I first came across Marc Elston, main singer/guitarist with Nottingham 4-piece the Liberty Ship, when he was one half of early 1990's duo Bulldozer Crash. By way of research, I dug out the two Bulldozer Crash 7" singles I had from an old box of singles gathering dust in the corner of my record room, and gave them a whirl. It was easy to see why they had been boxed away for so long, as the ravages of time had not treated them kindly. At best, they sounded weedy. But give Marc his due, that was over 10 years ago and his current LP, the debut by The Liberty Ship, shows a marked progression. Indeed it is even an improvement on the pleasant "I Guess You Didn't See Her" that I'd recently heard on the excellent Fire Station Records compilation ('I'd Tried a Thousand Times, a Thousand Times to Change Your Mind). The overall sound on 'Tide' is much more accomplished than previous releases and represents the fact that The Liberty Ship are a fully realised band as opposed to a bedroom project. Opening gambit 'Finer Feelings' sets the tone nicely, but its co-singer/guitarist, Rachel Eyres, that cements a solid start with the impressive 'Final Kick' - very much in the style of Tompaulin or even The Haywains. 'Cabin Fever', one of the LP's stronger tracks, sees Marc back on lead vocals, before 'Baseball Caps and Novas' questions some of the lessdesirable sides of modern society in a fine pop format. Rachel skips confidently through the country-fied 'Stars Above', before we get to the album's highlight and, sadly, last track,'Yuri Gagarin', an urgent guitar rocker that blows away the weedy tag of old. In between times we get one or two harmless ballads, but all in all this is a promising debut that's worth finding some spare cash for......of course, I may change my mind in 10 years!   --Pennyblack Magazine

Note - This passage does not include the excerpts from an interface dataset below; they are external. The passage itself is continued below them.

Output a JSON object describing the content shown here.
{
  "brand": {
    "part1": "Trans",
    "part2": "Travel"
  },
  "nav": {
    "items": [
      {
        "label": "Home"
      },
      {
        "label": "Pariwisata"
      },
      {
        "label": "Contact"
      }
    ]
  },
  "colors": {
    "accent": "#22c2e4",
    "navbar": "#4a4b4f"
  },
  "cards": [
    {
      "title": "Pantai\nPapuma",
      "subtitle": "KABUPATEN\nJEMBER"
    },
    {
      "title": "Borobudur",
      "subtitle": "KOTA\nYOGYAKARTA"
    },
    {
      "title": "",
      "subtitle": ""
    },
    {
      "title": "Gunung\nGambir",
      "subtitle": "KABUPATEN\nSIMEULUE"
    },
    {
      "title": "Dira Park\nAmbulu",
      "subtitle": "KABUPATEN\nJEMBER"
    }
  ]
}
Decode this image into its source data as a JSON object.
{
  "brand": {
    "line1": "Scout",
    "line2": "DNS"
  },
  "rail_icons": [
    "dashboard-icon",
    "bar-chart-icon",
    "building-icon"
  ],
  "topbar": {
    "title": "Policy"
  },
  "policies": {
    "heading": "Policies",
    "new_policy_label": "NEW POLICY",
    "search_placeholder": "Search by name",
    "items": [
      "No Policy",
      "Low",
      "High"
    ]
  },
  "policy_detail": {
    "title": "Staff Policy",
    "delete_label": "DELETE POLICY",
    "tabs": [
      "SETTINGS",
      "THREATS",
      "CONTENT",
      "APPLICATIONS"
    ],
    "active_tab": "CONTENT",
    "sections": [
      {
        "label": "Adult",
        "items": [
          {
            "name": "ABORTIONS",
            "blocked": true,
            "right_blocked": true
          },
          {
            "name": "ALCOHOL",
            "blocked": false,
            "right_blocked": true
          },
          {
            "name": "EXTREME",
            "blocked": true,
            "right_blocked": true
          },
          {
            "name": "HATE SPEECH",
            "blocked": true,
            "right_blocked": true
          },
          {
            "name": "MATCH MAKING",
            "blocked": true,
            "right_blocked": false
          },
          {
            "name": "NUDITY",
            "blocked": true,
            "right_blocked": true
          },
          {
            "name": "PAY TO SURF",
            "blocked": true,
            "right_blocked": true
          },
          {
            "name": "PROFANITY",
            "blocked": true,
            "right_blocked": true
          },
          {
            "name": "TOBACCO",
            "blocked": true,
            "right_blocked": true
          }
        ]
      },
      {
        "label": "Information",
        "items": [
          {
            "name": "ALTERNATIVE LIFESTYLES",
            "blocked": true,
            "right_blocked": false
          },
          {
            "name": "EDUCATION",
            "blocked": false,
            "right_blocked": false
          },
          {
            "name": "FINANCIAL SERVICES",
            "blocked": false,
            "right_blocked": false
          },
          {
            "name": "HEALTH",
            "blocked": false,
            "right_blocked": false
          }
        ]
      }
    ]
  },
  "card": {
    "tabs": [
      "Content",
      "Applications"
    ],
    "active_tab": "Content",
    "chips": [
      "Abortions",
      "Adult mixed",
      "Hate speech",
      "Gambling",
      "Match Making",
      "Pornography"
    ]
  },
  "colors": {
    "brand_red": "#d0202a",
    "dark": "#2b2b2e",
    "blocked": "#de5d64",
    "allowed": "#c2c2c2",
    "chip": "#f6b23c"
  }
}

Isn't life peculiar? Our society is of our own making so I am led to believe and yet commercial success and genuine musical talent do not go hand in hand. You can be fairly musically inept and yet with the correct money-base behind you, the music buying public at large are led to believe that you are exactly what they want to hear. Conversely you can produce a collection of 12 extremely well written songs which are then played with musical aplomb and you may never be appreciated except by the discerning few. Thank god for outfits like Matinée that give such talents like Nottingham based, Liberty Ship a chance. There is not a bad track on this release and the whole album grows with every subsequent hearing. It may not be to everybody's taste particularly if you like your music loud and heavy. However if well written lyrics and beautifully crafted songs are what you expect, you are in for a treat. Rachel Eyres provides the lead vocals on three tracks which instantly grab you with their simple beautiful style but perhaps the talent of singer-song writer, Marc Elston is the real mainstay of this fine little album. His catchy pop/rock songs compete with one another as to which one is the best. 'Baseball Caps and Novas' can not fail to appeal. Its hurried pace and distinctive lyrics are delivered by both voices in total compliment. 'Chords drag you down' is another track with instant appeal but it still grows considerably on future hearings. 'Finer Feelings', the opening track is superb and provides the listener with an accurate picture of what is to come. But 'Cabin fever' may just edge into first place. Intelligent pop at its best. Chart music sells not because it is good but because it is constantly being given airplay. This music is very good. All you have to do is to give it, the airplay yourself.   --Friends of the Heroes